Im not ignoring the fact. I understand this argument I just don't agree with it. I also firmly realize that a team is based upon the 25 men on the roster on a given night. Personally I tend to place more value upon every day position players than I do pitchers. I place more value in 4 out of every 5 games than 1 out of every 5. And I understand the different impact players and pitchers have on those games. A great position player may be able to make an impact at the plate every 2-3 innings, but that is every 2-3 innings of every game. A great pitcher has his chance to make an impact 9 innings every week.

wlf WV
10-06-2011, 02:47 PM
That's an argument that makes more sense than the contributions one. Of course, some would say that Felix is pretty much as close to certainty as you can possibly get when it comes to SP. If there's ever a SP you'd want to trade for, wouldn't it be a young, durable, extremely talented one?
Can't argue there.It's a shame we can't have Votto + a TOR.

That's why I don't like the financial structure of MLB. As pointed out before, one of the reasons why NFL is so popular.

osuceltic
10-06-2011, 02:48 PM
It's not the value,it's the risk of the asset involved.Pitchers are a lot more risky investment,therefore should be valued as such.

I don't think WAR tells the whole story.

That's why the Reds should have given whatever it took and opened the checkbook wide for Cliff Lee. Sure things like that -- right down to the low likelihood of injury -- just don't come around often and they're almost never available. That one still bugs me.

RedsManRick
10-06-2011, 03:31 PM
Im not ignoring the fact. I understand this argument I just don't agree with it. I also firmly realize that a team is based upon the 25 men on the roster on a given night. Personally I tend to place more value upon every day position players than I do pitchers. I place more value in 4 out of every 5 games than 1 out of every 5. And I understand the different impact players and pitchers have on those games. A great position player may be able to make an impact at the plate every 2-3 innings, but that is every 2-3 innings of every game. A great pitcher has his chance to make an impact 9 innings every week.
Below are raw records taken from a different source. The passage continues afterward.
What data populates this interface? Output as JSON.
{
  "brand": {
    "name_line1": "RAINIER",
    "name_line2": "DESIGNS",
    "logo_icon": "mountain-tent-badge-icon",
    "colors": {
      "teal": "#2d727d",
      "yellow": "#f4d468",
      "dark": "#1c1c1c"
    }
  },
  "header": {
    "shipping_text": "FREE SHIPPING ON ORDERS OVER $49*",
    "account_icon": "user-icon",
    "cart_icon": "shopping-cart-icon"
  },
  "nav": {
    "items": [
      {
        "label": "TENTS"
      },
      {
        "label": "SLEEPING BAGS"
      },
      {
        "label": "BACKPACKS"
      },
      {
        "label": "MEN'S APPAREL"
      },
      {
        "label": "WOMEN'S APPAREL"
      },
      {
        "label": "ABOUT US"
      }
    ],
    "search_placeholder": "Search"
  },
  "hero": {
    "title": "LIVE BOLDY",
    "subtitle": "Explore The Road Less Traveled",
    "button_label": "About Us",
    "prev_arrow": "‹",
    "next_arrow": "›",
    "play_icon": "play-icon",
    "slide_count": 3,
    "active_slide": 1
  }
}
But that's 1 PA in each of those innings while the SP impacts 3 or 4.